> _Data about app and page elements_

● ● ● ● ●

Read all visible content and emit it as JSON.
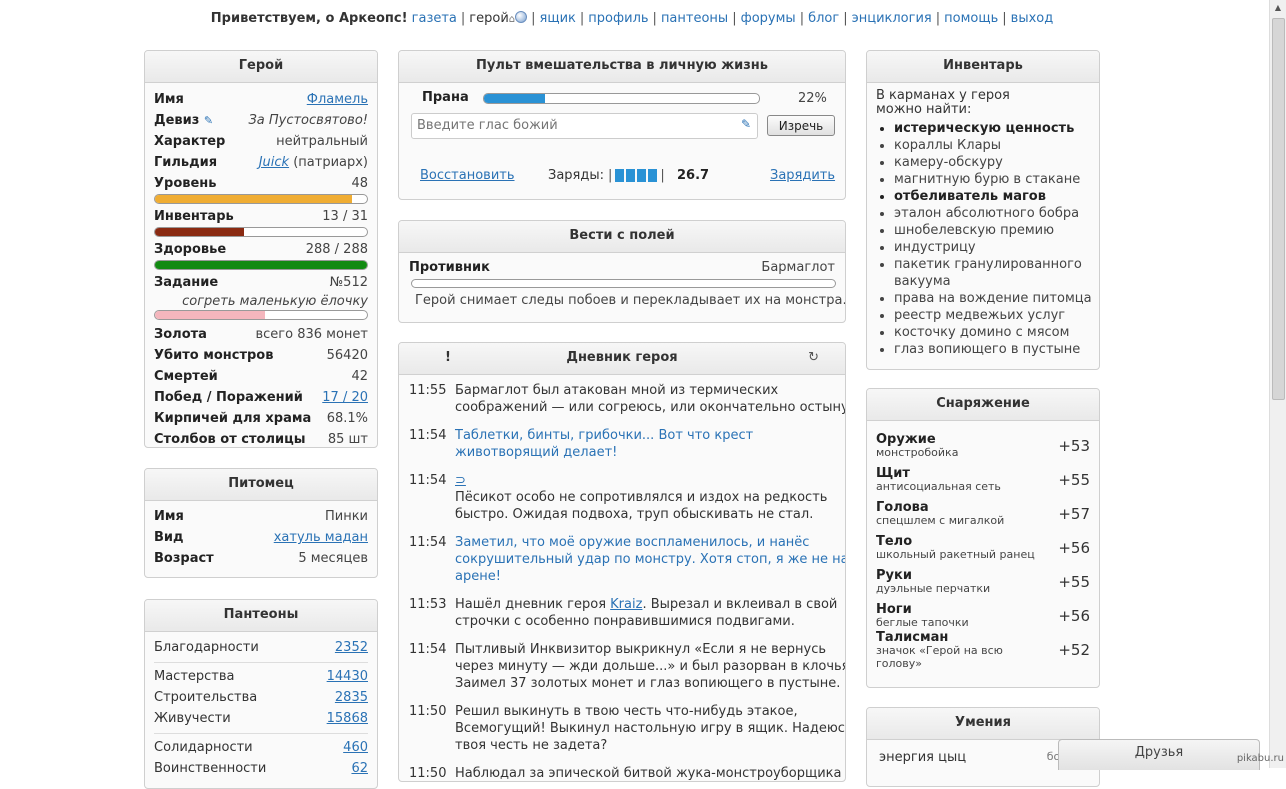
{
  "nav": {
    "greeting": "Приветствуем, о Аркеопс!",
    "items": [
      "газета",
      "герой",
      "ящик",
      "профиль",
      "пантеоны",
      "форумы",
      "блог",
      "энциклогия",
      "помощь",
      "выход"
    ]
  },
  "hero": {
    "title": "Герой",
    "name_label": "Имя",
    "name": "Фламель",
    "motto_label": "Девиз",
    "motto": "За Пустосвятово!",
    "character_label": "Характер",
    "character": "нейтральный",
    "guild_label": "Гильдия",
    "guild": "Juick",
    "guild_rank": "(патриарх)",
    "level_label": "Уровень",
    "level": "48",
    "level_progress": 0.93,
    "inventory_label": "Инвентарь",
    "inventory": "13 / 31",
    "inventory_progress": 0.42,
    "health_label": "Здоровье",
    "health": "288 / 288",
    "health_progress": 1.0,
    "quest_label": "Задание",
    "quest_number": "№512",
    "quest_text": "согреть маленькую ёлочку",
    "quest_progress": 0.52,
    "gold_label": "Золота",
    "gold": "всего 836 монет",
    "monsters_label": "Убито монстров",
    "monsters": "56420",
    "deaths_label": "Смертей",
    "deaths": "42",
    "wins_label": "Побед / Поражений",
    "wins": "17 / 20",
    "bricks_label": "Кирпичей для храма",
    "bricks": "68.1%",
    "pillars_label": "Столбов от столицы",
    "pillars": "85 шт"
  },
  "pet": {
    "title": "Питомец",
    "name_label": "Имя",
    "name": "Пинки",
    "kind_label": "Вид",
    "kind": "хатуль мадан",
    "age_label": "Возраст",
    "age": "5 месяцев"
  },
  "pantheons": {
    "title": "Пантеоны",
    "groups": [
      [
        {
          "label": "Благодарности",
          "value": "2352"
        }
      ],
      [
        {
          "label": "Мастерства",
          "value": "14430"
        },
        {
          "label": "Строительства",
          "value": "2835"
        },
        {
          "label": "Живучести",
          "value": "15868"
        }
      ],
      [
        {
          "label": "Солидарности",
          "value": "460"
        },
        {
          "label": "Воинственности",
          "value": "62"
        }
      ]
    ]
  },
  "control": {
    "title": "Пульт вмешательства в личную жизнь",
    "prana_label": "Прана",
    "prana_value": "22%",
    "prana_progress": 0.22,
    "voice_placeholder": "Введите глас божий",
    "say_button": "Изречь",
    "restore_link": "Восстановить",
    "charges_label": "Заряды:",
    "charges_value": "26.7",
    "charges_count": 4,
    "charge_link": "Зарядить"
  },
  "news": {
    "title": "Вести с полей",
    "enemy_label": "Противник",
    "enemy_name": "Бармаглот",
    "text": "Герой снимает следы побоев и перекладывает их на монстра..."
  },
  "diary": {
    "title": "Дневник героя",
    "left_icon": "!",
    "entries": [
      {
        "time": "11:55",
        "lines": [
          "Бармаглот был атакован мной из термических",
          "соображений — или согреюсь, или окончательно остыну."
        ],
        "voice": false
      },
      {
        "time": "11:54",
        "lines": [
          "Таблетки, бинты, грибочки... Вот что крест",
          "животворящий делает!"
        ],
        "voice": true
      },
      {
        "time": "11:54",
        "prefix": "⊃",
        "lines": [
          " Пёсикот особо не сопротивлялся и издох на редкость",
          "быстро. Ожидая подвоха, труп обыскивать не стал."
        ],
        "voice": false
      },
      {
        "time": "11:54",
        "lines": [
          "Заметил, что моё оружие воспламенилось, и нанёс",
          "сокрушительный удар по монстру. Хотя стоп, я же не на",
          "арене!"
        ],
        "voice": true
      },
      {
        "time": "11:53",
        "pre": "Нашёл дневник героя ",
        "link": "Kraiz",
        "post": ". Вырезал и вклеивал в свой",
        "lines": [
          "строчки с особенно понравившимися подвигами."
        ],
        "voice": false
      },
      {
        "time": "11:54",
        "lines": [
          "Пытливый Инквизитор выкрикнул «Если я не вернусь",
          "через минуту — жди дольше...» и был разорван в клочья.",
          "Заимел 37 золотых монет и глаз вопиющего в пустыне."
        ],
        "voice": false
      },
      {
        "time": "11:50",
        "lines": [
          "Решил выкинуть в твою честь что-нибудь этакое,",
          "Всемогущий! Выкинул настольную игру в ящик. Надеюсь,",
          "твоя честь не задета?"
        ],
        "voice": false
      },
      {
        "time": "11:50",
        "lines": [
          "Наблюдал за эпической битвой жука-монстроуборщика"
        ],
        "voice": false
      }
    ]
  },
  "inventory": {
    "title": "Инвентарь",
    "intro": "В карманах у героя можно найти:",
    "items": [
      {
        "text": "истерическую ценность",
        "bold": true
      },
      {
        "text": "кораллы Клары",
        "bold": false
      },
      {
        "text": "камеру-обскуру",
        "bold": false
      },
      {
        "text": "магнитную бурю в стакане",
        "bold": false
      },
      {
        "text": "отбеливатель магов",
        "bold": true
      },
      {
        "text": "эталон абсолютного бобра",
        "bold": false
      },
      {
        "text": "шнобелевскую премию",
        "bold": false
      },
      {
        "text": "индустрицу",
        "bold": false
      },
      {
        "text": "пакетик гранулированного вакуума",
        "bold": false
      },
      {
        "text": "права на вождение питомца",
        "bold": false
      },
      {
        "text": "реестр медвежьих услуг",
        "bold": false
      },
      {
        "text": "косточку домино с мясом",
        "bold": false
      },
      {
        "text": "глаз вопиющего в пустыне",
        "bold": false
      }
    ]
  },
  "equipment": {
    "title": "Снаряжение",
    "items": [
      {
        "slot": "Оружие",
        "name": "монстробойка",
        "bonus": "+53"
      },
      {
        "slot": "Щит",
        "name": "антисоциальная сеть",
        "bonus": "+55"
      },
      {
        "slot": "Голова",
        "name": "спецшлем с мигалкой",
        "bonus": "+57"
      },
      {
        "slot": "Тело",
        "name": "школьный ракетный ранец",
        "bonus": "+56"
      },
      {
        "slot": "Руки",
        "name": "дуэльные перчатки",
        "bonus": "+55"
      },
      {
        "slot": "Ноги",
        "name": "беглые тапочки",
        "bonus": "+56"
      },
      {
        "slot": "Талисман",
        "name": "значок «Герой на всю голову»",
        "bonus": "+52"
      }
    ]
  },
  "skills": {
    "title": "Умения",
    "first_name": "энергия цыц",
    "first_type": "боевое"
  },
  "friends_label": "Друзья",
  "watermark": "pikabu.ru",
  "colors": {
    "link": "#2a72b5",
    "level_bar": "#f0ad33",
    "inventory_bar": "#8a2a12",
    "health_bar": "#128a12",
    "quest_bar": "#f4b6bd",
    "prana_bar": "#2a92d5",
    "charge_cell": "#2a92d5"
  }
}
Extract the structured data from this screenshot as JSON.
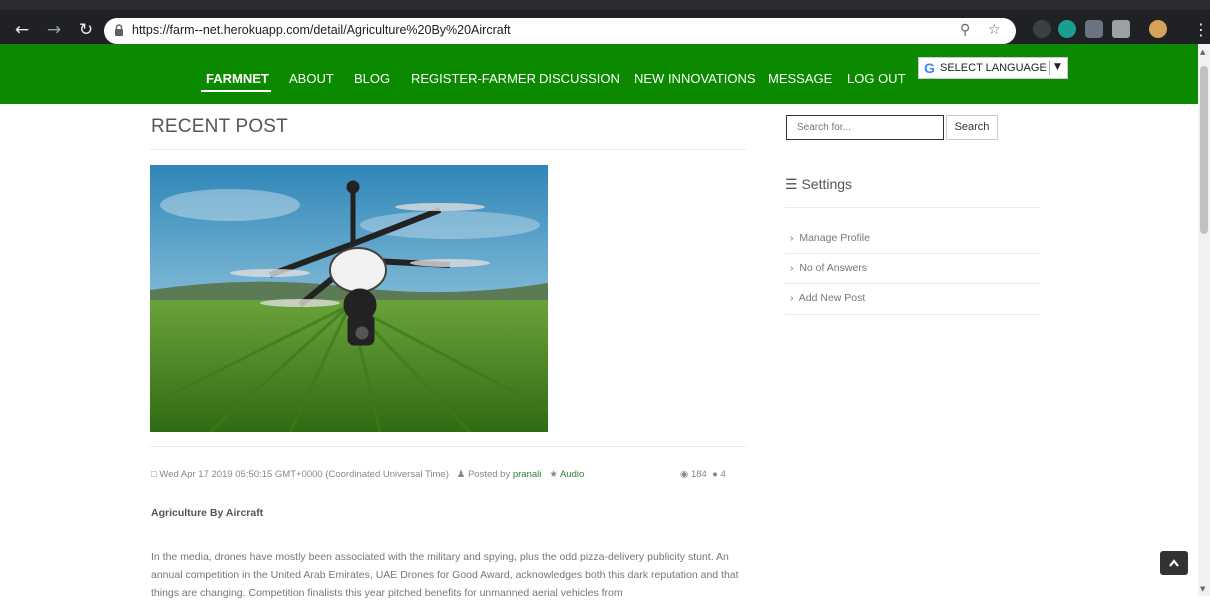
{
  "browser": {
    "url": "https://farm--net.herokuapp.com/detail/Agriculture%20By%20Aircraft",
    "icons": [
      "back-icon",
      "forward-icon",
      "reload-icon",
      "lock-icon",
      "zoom-icon",
      "star-icon",
      "menu-icon"
    ]
  },
  "navbar": {
    "items": [
      "FARMNET",
      "ABOUT",
      "BLOG",
      "REGISTER-FARMER",
      "DISCUSSION",
      "NEW INNOVATIONS",
      "MESSAGE",
      "LOG OUT"
    ],
    "language_label": "SELECT LANGUAGE",
    "color": "#0b8a00"
  },
  "main": {
    "section_title": "RECENT POST",
    "post": {
      "date": "Wed Apr 17 2019 05:50:15 GMT+0000 (Coordinated Universal Time)",
      "posted_by_label": "Posted by",
      "author": "pranali",
      "tag": "Audio",
      "views": "184",
      "comments": "4",
      "title": "Agriculture By Aircraft",
      "body": "In the media, drones have mostly been associated with the military and spying, plus the odd pizza-delivery publicity stunt. An annual competition in the United Arab Emirates, UAE Drones for Good Award, acknowledges both this dark reputation and that things are changing. Competition finalists this year pitched benefits for unmanned aerial vehicles from"
    }
  },
  "sidebar": {
    "search_placeholder": "Search for...",
    "search_button": "Search",
    "settings_title": "Settings",
    "items": [
      "Manage Profile",
      "No of Answers",
      "Add New Post"
    ]
  }
}
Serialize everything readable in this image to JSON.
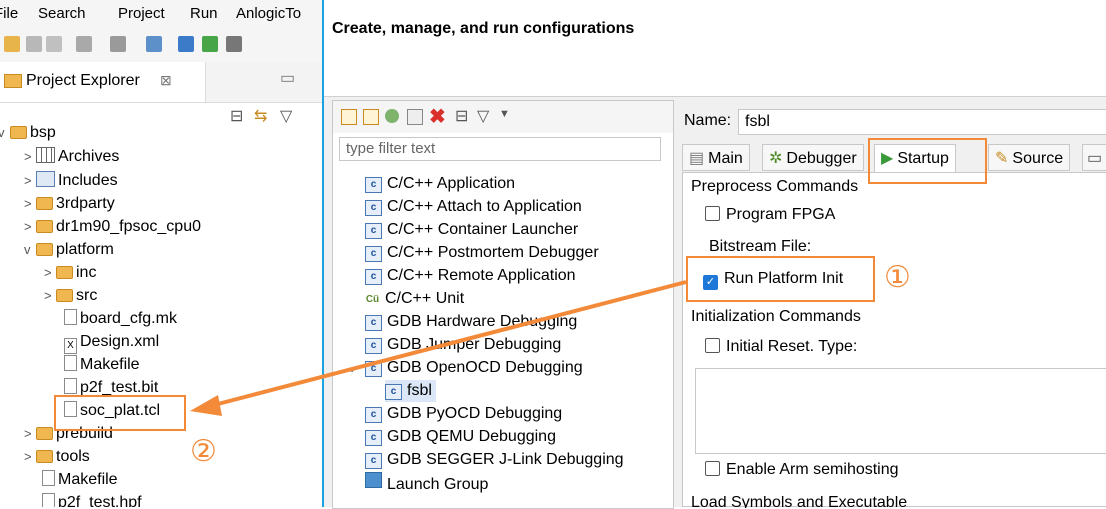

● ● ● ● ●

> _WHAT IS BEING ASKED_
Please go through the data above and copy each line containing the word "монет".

> _ANSWER SPACE_
    "gold": "всего 836 монет",
          "Заимел 37 золотых монет и глаз вопиющего в пустыне."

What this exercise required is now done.